On Sunday, 19 January 2020, Gillian Vogelsang reports:
We are currently working on Volume 3 of the Encyclopedia of Embroidery (Bloomsbury, London), which is about embroidery from Scandinavia and Western Europe. In particular we have been working on embroidery from Norway, Sweden and Denmark. So I was very pleased last year when we had a visit from Rikke Ruff, Hundested, Denmark, who is a professional embroiderer.
She has developed a form of cutwork embroidery that she describes as Autonom Hulsøm (‘Autonomous Hemstitch’). It is a lovely form that combines pulled thread work, needleweaving as well as beads and backgrounds in other materials. Rikke has just very kindly donated a piece of her work for the TRC Collection (TRC 2020.0059).
Rikke Ruff describes her work as follows:
As a seminary teacher, in the late 1990s in Copenhagen, Denmark, I invented this innovative colourful embroidery technique and christened it: Autonomous Hemstitch. The technique is a fusion, a further development and an innovative stitching of what used to be fine, white pulled thread work, embroidered with white thread on a tightly woven white linen back. My interpretation takes this traditional work, very popular in Denmark, to another level.
I have chosen to use coarse hessian cloth as a backing, I sometimes use jute rice bags. I have experimented with a variety of differently coloured embroidery threads (silk, cotton and metallic) and small glass beads – just to achieve a more contemporary, fresh and colourful appearance. There are no set rules, the motifs are composed as inspiration emerges.
Apart from the hemstitch itself, I use various other stitches that are worked outside the main area of the hemstitch design, for example to create large trees or flowers. These stitches include the blanket stitch, bullion stitch, chain stitch, fly stitch, and French knots. I also used extra diagonal threads for the arms and branches of the trees in order to achieve a more harmonious, organic and lively image. Behind the autonomous hem stitch section there may be a piece of hand-painted silk fabric.
I have used Autonomous Hemstitch on, among other things, bags, blouses, bottles, bracelets, brooches, dresses, pillows, purses, shoes and skirts.
Gillian Vogelsang adds: The above leads me to another thought, should the TRC actively collect modern examples of embroidery? This would bring us into the world of Art Textiles, rather than those produced for more general, practical functions and in many cases with regional links.

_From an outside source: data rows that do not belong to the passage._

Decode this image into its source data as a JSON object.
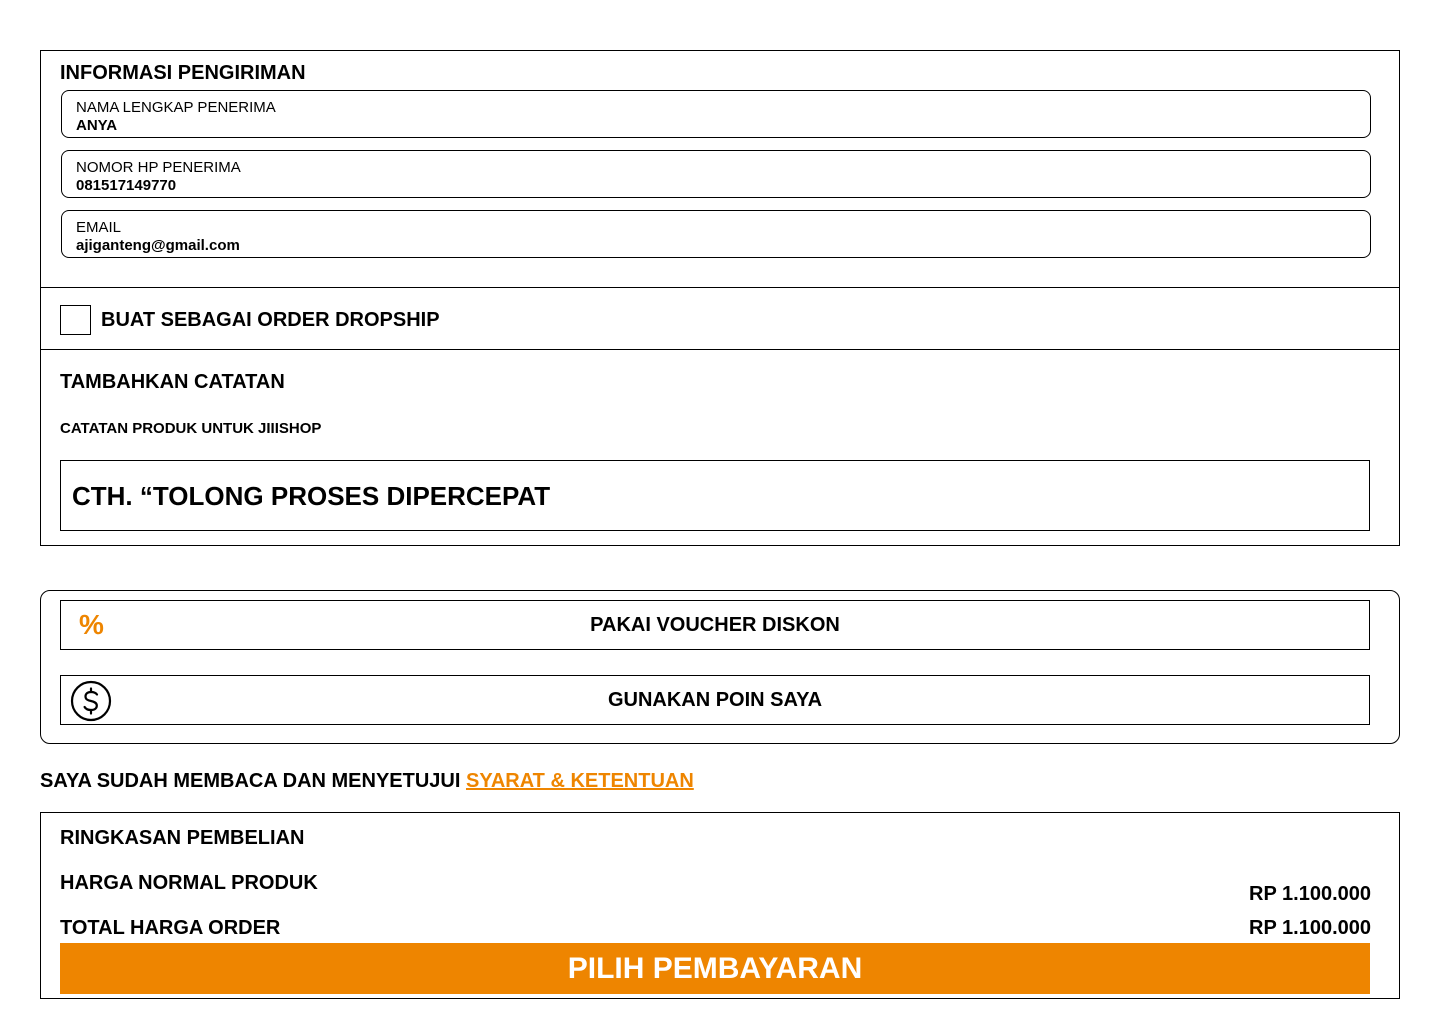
{
  "shipping": {
    "title": "INFORMASI PENGIRIMAN",
    "fields": [
      {
        "label": "NAMA LENGKAP PENERIMA",
        "value": "ANYA"
      },
      {
        "label": "NOMOR HP PENERIMA",
        "value": "081517149770"
      },
      {
        "label": "EMAIL",
        "value": "ajiganteng@gmail.com"
      }
    ],
    "dropship": {
      "label": "BUAT SEBAGAI ORDER DROPSHIP",
      "checked": false
    },
    "notes": {
      "title": "TAMBAHKAN CATATAN",
      "subtitle": "CATATAN PRODUK UNTUK JIIISHOP",
      "placeholder": "CTH. “TOLONG PROSES DIPERCEPAT"
    }
  },
  "promo": {
    "voucher": {
      "icon": "percent-icon",
      "label": "PAKAI VOUCHER DISKON"
    },
    "points": {
      "icon": "dollar-coin-icon",
      "label": "GUNAKAN POIN SAYA"
    }
  },
  "terms": {
    "text": "SAYA SUDAH MEMBACA DAN MENYETUJUI ",
    "link": "SYARAT & KETENTUAN"
  },
  "summary": {
    "title": "RINGKASAN PEMBELIAN",
    "normal_price_label": "HARGA NORMAL PRODUK",
    "normal_price_value": "RP 1.100.000",
    "total_label": "TOTAL HARGA ORDER",
    "total_value": "RP 1.100.000",
    "pay_button": "PILIH PEMBAYARAN"
  },
  "colors": {
    "accent": "#ee8500",
    "border": "#000000",
    "background": "#ffffff"
  }
}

The world of Art Textiles is huge (sometimes literally) and one covered by various museums, so is it something we actually need to do at the TRC? Yet there are many (non-famous) embroiderers out there who are producing small, but intriguing and beautifully worked items (rather than elaborate installations), and not getting the recognition for what they are doing. Who will know about their work in fifty years’ time?

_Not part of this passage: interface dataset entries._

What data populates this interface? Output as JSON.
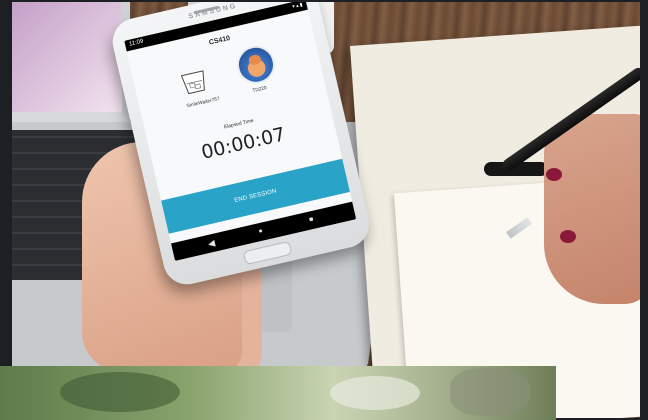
{
  "phone": {
    "brand": "SAMSUNG",
    "status_time": "11:09",
    "status_icons": "▾ ▴ ▮",
    "app": {
      "title": "CS410",
      "participant_left": "SmileWaiter757",
      "participant_right": "TD220",
      "elapsed_label": "Elapsed Time",
      "elapsed_value": "00:00:07",
      "end_button_label": "END SESSION"
    },
    "nav": {
      "back_icon": "◀",
      "home_icon": "●",
      "recents_icon": "■"
    }
  },
  "colors": {
    "accent": "#2aa3c8",
    "nail_polish": "#8a1838"
  }
}
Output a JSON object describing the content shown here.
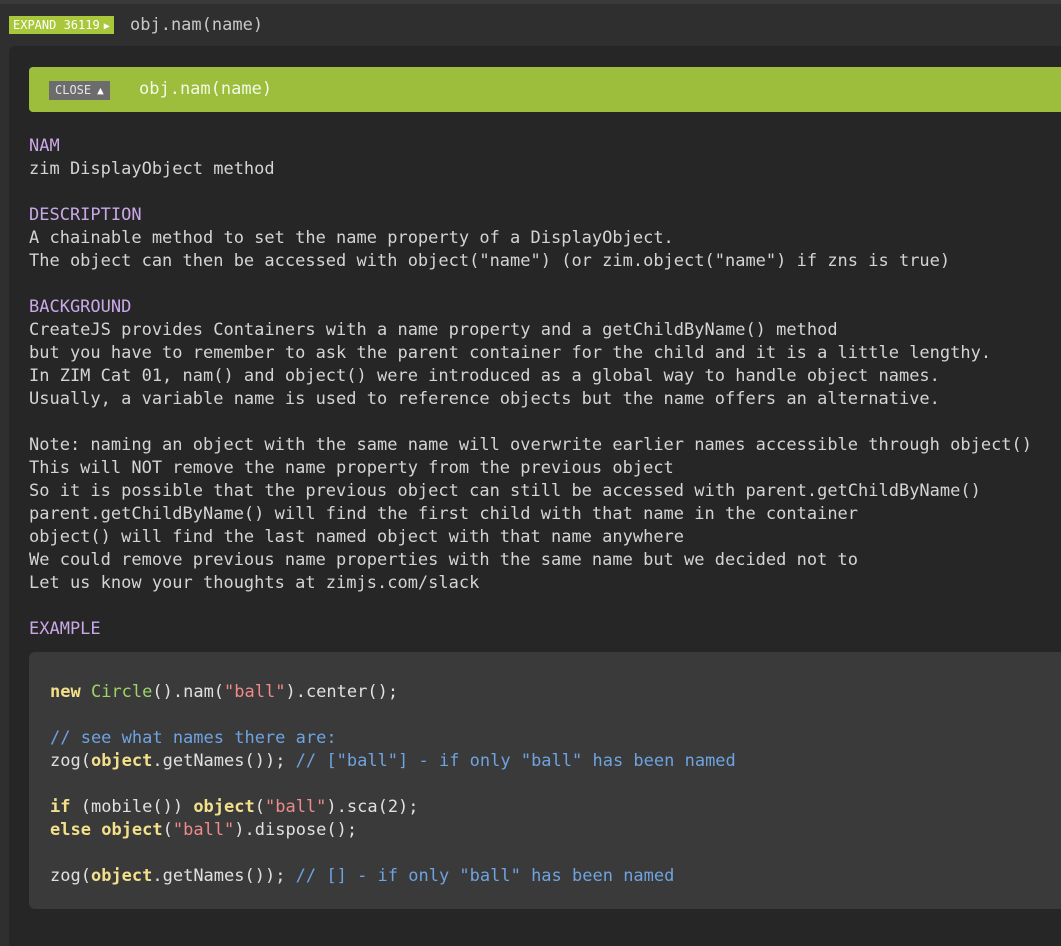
{
  "expand": {
    "button_label": "EXPAND 36119",
    "arrow": "▶",
    "title": "obj.nam(name)"
  },
  "card": {
    "close_label": "CLOSE",
    "close_arrow": "▲",
    "title": "obj.nam(name)"
  },
  "doc": {
    "nam_heading": "NAM",
    "nam_text": "zim DisplayObject method",
    "description_heading": "DESCRIPTION",
    "description_lines": [
      "A chainable method to set the name property of a DisplayObject.",
      "The object can then be accessed with object(\"name\") (or zim.object(\"name\") if zns is true)"
    ],
    "background_heading": "BACKGROUND",
    "background_lines": [
      "CreateJS provides Containers with a name property and a getChildByName() method",
      "but you have to remember to ask the parent container for the child and it is a little lengthy.",
      "In ZIM Cat 01, nam() and object() were introduced as a global way to handle object names.",
      "Usually, a variable name is used to reference objects but the name offers an alternative."
    ],
    "note_lines": [
      "Note: naming an object with the same name will overwrite earlier names accessible through object()",
      "This will NOT remove the name property from the previous object",
      "So it is possible that the previous object can still be accessed with parent.getChildByName()",
      "parent.getChildByName() will find the first child with that name in the container",
      "object() will find the last named object with that name anywhere",
      "We could remove previous name properties with the same name but we decided not to",
      "Let us know your thoughts at zimjs.com/slack"
    ],
    "example_heading": "EXAMPLE"
  },
  "code": {
    "l1": {
      "kw": "new",
      "cls": "Circle",
      "a": "().nam(",
      "s": "\"ball\"",
      "b": ").center();"
    },
    "l2": {
      "c": "// see what names there are:"
    },
    "l3": {
      "a": "zog(",
      "kw": "object",
      "b": ".getNames()); ",
      "c": "// [\"ball\"] - if only \"ball\" has been named"
    },
    "l4": {
      "kw1": "if",
      "a": " (mobile()) ",
      "kw2": "object",
      "b": "(",
      "s": "\"ball\"",
      "c": ").sca(2);"
    },
    "l5": {
      "kw1": "else",
      "kw2": "object",
      "b": "(",
      "s": "\"ball\"",
      "c": ").dispose();"
    },
    "l6": {
      "a": "zog(",
      "kw": "object",
      "b": ".getNames()); ",
      "c": "// [] - if only \"ball\" has been named"
    }
  },
  "colors": {
    "accent_green": "#9cbe3c",
    "heading_purple": "#c9a8e8",
    "keyword_yellow": "#f3e08a",
    "string_red": "#f08a8a",
    "comment_blue": "#6fa3e0",
    "class_green": "#9fd36a"
  }
}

All of this brings us back to what is the function of the TRC Leiden and how can we find the funding to dramatically increase the amount of space we currently have for exhibitions, storage, workshops, etc. More to come on these basic questions in the very near future!